DEFINITION of Cooling Degree Day - CDD

A cooling degree day (CDD) is a measurement designed to quantify the demand for energy needed to cool a building. It is the number of degrees that a day's average temperature is above 65o Fahrenheit (18o Celsius), which is the temperature above which buildings need to be cooled. The price of weather derivatives traded in the summer is based on an index made up of monthly CDD values. The settlement price for a weather futures contract is calculated by summing CDD values for a month and multiplying that sum by $20.

BREAKING DOWN Cooling Degree Day - CDD

While CDD can describe the overall need for cooling as part of the planning for residential or commercial buildings, it is critical for the pricing of weather futures. In turn, that creates a risk management tool that utility, agriculture, construction and other firms can use to hedge their activities that depend on weather, such as energy needs, growing season, and outdoor work time.

How to Calculate Cooling Degree Day (CDD)

There are several ways to calculate CDD. The more detailed a record of temperature data, the more accurately the CDD can be calculated.

1. Subtract 65 from the average of a day's high and low temperatures. For example, if the day's average temperature is 75o F, its CDD is 10. If that day's average is below 65, the result is set to zero.
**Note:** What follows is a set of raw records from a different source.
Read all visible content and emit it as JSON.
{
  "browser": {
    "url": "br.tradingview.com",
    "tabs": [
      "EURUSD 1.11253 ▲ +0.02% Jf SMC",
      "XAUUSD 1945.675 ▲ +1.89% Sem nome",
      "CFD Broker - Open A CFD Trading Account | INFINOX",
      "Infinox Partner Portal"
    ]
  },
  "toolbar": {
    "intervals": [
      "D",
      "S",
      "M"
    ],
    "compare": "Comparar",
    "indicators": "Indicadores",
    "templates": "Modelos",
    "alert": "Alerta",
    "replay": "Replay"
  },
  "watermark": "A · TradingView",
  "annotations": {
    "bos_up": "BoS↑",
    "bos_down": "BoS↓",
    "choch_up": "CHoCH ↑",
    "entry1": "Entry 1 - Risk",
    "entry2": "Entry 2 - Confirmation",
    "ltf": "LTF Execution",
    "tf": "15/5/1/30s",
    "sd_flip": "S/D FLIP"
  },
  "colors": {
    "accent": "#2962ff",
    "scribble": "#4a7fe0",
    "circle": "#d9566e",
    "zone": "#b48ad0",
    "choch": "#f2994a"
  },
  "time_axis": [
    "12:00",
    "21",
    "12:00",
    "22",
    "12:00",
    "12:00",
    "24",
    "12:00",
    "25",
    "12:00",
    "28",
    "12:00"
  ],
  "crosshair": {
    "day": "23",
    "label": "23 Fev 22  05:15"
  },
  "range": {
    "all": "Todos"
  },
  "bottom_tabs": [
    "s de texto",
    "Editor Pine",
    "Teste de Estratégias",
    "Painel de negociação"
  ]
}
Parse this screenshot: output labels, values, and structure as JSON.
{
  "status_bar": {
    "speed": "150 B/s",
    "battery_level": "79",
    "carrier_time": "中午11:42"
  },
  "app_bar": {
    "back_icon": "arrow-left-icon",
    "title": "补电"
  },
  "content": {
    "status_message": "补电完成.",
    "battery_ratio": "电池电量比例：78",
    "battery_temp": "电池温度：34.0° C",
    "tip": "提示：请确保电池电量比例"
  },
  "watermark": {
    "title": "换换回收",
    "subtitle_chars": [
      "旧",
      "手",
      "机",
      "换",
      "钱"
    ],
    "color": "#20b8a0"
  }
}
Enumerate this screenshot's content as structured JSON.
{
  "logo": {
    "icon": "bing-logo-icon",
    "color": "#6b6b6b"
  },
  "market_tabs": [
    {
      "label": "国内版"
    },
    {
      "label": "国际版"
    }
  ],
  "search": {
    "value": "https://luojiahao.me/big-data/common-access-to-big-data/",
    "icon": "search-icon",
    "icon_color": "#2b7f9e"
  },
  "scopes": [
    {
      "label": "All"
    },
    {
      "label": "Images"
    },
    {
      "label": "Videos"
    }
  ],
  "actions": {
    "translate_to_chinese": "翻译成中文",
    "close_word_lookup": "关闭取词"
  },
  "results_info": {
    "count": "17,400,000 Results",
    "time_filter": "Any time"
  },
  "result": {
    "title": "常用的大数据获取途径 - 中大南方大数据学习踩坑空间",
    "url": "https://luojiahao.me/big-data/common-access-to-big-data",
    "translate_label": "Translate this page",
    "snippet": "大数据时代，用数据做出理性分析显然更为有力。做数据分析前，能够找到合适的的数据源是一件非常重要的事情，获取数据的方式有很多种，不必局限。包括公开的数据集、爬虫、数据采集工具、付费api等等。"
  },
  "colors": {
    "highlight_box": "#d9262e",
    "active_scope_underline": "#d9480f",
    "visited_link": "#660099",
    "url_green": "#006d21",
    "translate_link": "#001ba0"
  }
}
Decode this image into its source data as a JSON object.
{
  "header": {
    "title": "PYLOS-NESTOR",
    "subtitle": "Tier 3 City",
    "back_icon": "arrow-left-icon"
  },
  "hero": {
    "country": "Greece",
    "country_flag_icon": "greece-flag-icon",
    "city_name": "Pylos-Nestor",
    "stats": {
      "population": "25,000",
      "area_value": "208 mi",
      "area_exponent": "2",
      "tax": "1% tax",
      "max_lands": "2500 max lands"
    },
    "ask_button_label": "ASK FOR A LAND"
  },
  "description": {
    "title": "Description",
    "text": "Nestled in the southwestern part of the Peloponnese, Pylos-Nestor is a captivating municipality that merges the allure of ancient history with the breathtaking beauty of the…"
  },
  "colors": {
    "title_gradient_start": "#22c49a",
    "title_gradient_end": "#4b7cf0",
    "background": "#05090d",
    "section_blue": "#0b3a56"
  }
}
If every day in a 30-day month had an average temperature of 75o F, the month's HDD value would be 300 (10 x 30). The nominal settlement value for that month's weather derivative contract would therefore be $6,000 (300 x $20).
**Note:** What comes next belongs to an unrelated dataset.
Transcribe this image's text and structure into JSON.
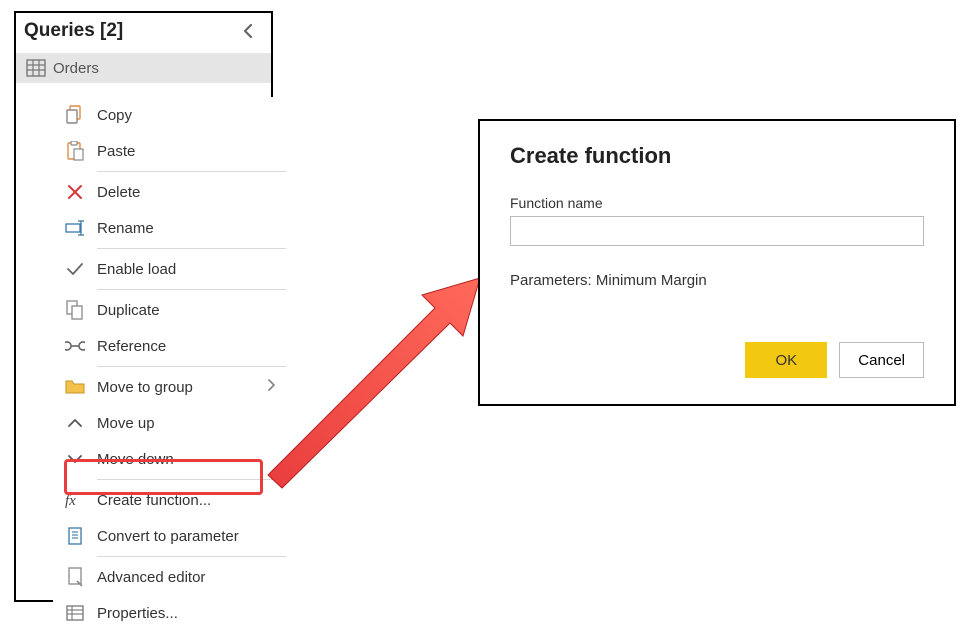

2. Subtract 65 from each half-hourly temperature reading, with the provision that negative values be set to zero, sum the result and divide by 48 (48 half-hours in a day). Then sum that value over 30 (for a 30-day month) and multiply by $20. If a given day's value is less than or equal to zero, that day has zero CDD. But if the value is positive, that number represents the CDD on that day.

For all methods, if the value for any given day is less than or equal to zero, that day has zero CDD. But if the value is positive, that number represents the CDD number of that day.

A similar measurement, heating degree day (HDD), reflects the amount of energy needed to heat a home or business.

One caveat is that cooling degree days are extremely localized. Cooling needs vary greatly depending on the geographical region. Furthermore, the average CDD in one building may not have the same impact as it does on the building next door due to differences in construction, orientation relative to other buildings, insulation, sun exposure, and the nature of the building's usage.